▶ **Instructions for the task**
Would you find each line in the entries below with the string "kind" and copy it?

=======

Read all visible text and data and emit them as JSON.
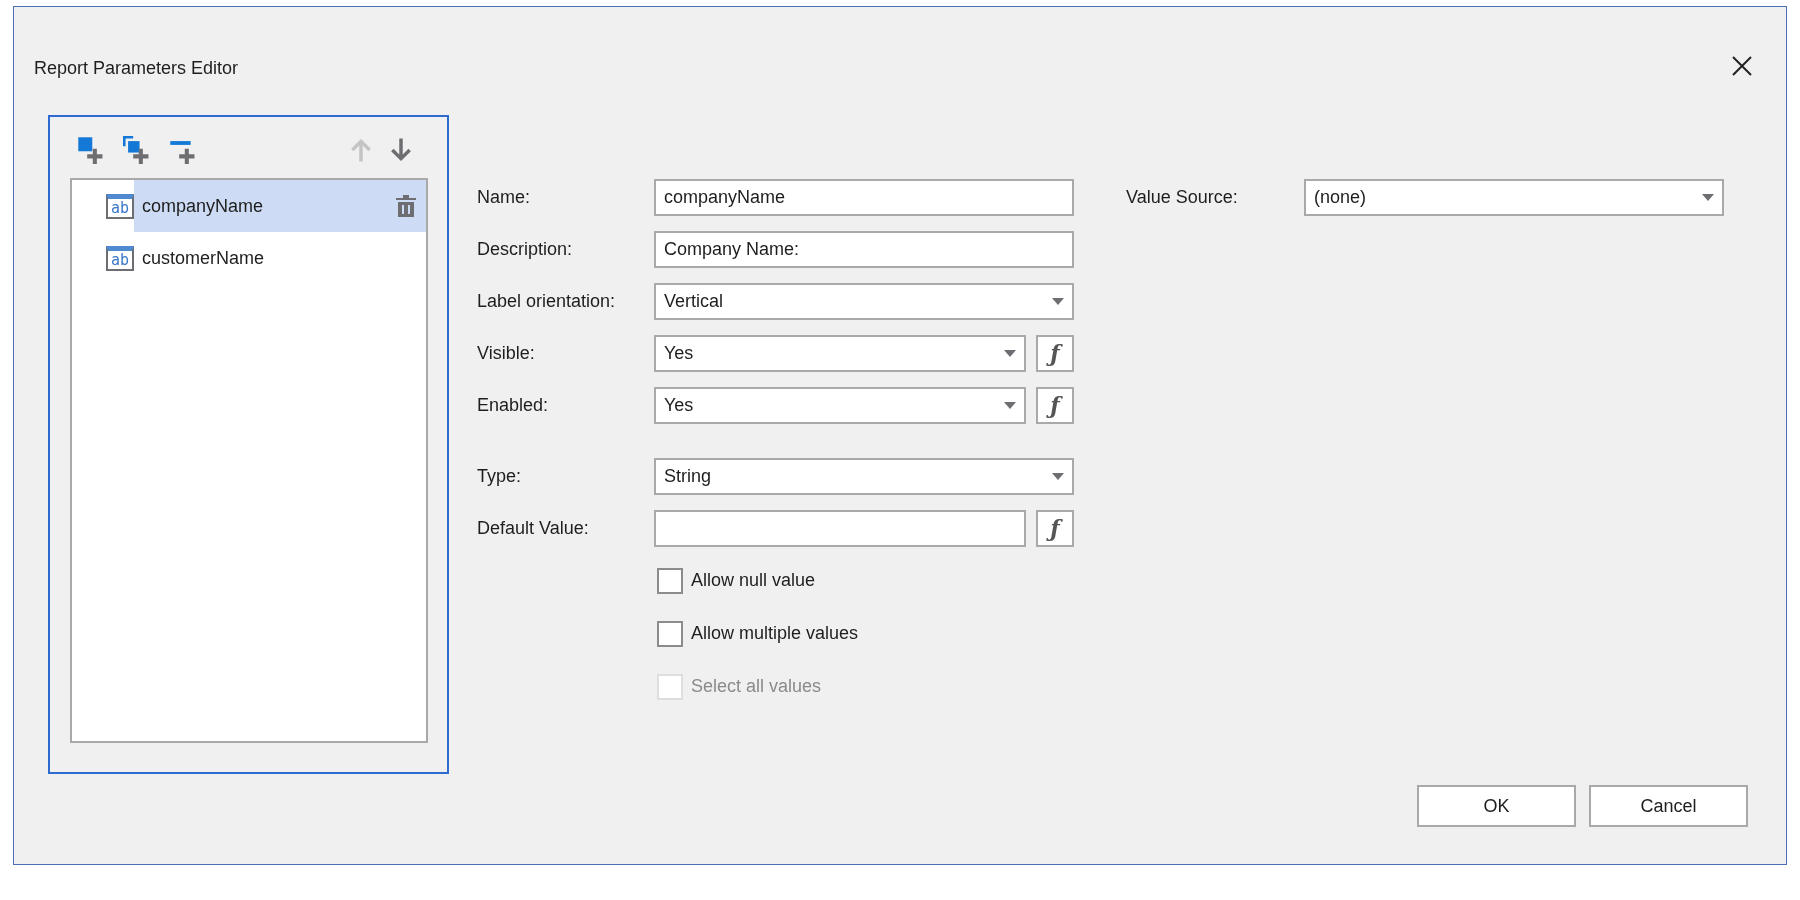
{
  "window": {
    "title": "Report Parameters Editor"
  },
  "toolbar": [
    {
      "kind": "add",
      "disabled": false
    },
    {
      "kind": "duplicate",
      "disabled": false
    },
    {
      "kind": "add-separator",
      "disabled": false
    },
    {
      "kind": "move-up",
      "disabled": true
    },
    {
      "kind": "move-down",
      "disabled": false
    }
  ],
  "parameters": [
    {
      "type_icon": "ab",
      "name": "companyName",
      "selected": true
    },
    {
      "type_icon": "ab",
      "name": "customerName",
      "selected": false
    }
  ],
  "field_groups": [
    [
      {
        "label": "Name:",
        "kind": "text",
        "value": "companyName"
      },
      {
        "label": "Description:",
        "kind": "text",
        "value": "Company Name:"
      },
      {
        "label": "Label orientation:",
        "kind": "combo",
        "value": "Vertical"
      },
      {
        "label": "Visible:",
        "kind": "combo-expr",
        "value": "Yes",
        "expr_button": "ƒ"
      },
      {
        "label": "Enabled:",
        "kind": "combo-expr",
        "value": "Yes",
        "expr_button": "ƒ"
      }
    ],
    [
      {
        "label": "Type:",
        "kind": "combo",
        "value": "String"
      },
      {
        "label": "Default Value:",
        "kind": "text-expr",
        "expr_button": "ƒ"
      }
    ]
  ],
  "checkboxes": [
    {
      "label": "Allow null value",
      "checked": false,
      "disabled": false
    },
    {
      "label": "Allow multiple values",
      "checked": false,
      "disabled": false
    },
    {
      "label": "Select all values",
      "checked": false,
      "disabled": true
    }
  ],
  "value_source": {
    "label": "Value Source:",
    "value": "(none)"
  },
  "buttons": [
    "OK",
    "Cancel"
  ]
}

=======

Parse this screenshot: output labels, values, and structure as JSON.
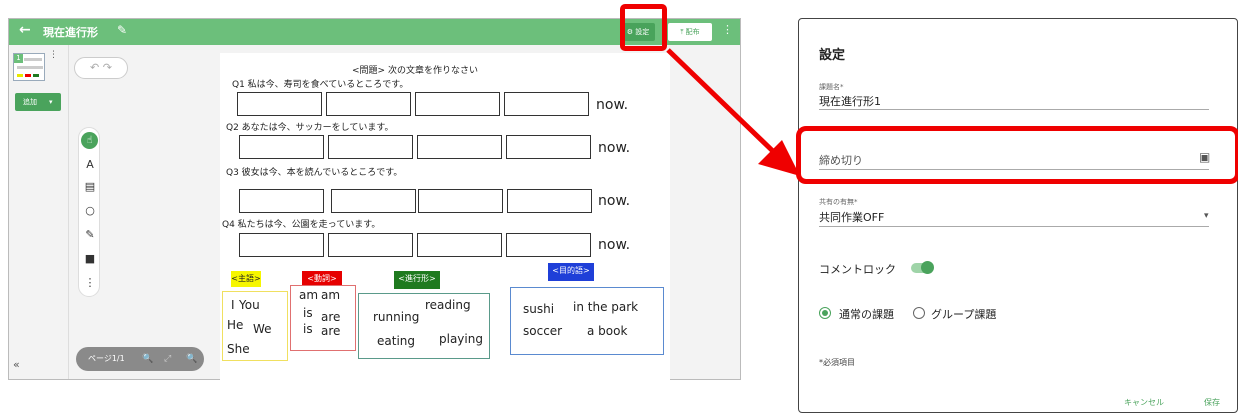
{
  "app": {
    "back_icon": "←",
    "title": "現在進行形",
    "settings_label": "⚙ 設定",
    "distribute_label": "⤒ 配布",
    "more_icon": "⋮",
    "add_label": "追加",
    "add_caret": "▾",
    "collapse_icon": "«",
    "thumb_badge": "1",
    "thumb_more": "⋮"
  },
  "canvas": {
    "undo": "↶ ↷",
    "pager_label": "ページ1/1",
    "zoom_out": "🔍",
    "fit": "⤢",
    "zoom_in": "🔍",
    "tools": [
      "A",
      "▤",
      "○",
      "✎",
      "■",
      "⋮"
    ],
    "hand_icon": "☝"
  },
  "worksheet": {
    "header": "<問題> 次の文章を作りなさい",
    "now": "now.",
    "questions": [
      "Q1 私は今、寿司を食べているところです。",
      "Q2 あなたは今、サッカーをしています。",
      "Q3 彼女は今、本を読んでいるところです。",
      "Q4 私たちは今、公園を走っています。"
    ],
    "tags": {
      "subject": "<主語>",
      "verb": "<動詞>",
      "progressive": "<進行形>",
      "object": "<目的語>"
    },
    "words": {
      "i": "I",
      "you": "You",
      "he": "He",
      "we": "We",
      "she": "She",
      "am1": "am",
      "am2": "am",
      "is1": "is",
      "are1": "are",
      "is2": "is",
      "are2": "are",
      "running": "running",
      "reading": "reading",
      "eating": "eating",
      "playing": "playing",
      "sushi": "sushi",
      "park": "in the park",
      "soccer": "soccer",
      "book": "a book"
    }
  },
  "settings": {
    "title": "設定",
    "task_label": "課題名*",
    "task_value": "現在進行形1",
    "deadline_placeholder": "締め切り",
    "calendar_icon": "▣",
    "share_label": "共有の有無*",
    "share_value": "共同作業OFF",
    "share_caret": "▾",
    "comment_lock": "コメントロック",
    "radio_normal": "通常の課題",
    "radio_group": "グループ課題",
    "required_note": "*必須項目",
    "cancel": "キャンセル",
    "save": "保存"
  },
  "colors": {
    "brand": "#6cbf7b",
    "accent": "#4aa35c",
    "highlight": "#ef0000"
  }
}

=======

▶ **Task result**
      "kind": "add",
      "kind": "duplicate",
      "kind": "add-separator",
      "kind": "move-up",
      "kind": "move-down",
        "kind": "text",
        "kind": "text",
        "kind": "combo",
        "kind": "combo-expr",
        "kind": "combo-expr",
        "kind": "combo",
        "kind": "text-expr",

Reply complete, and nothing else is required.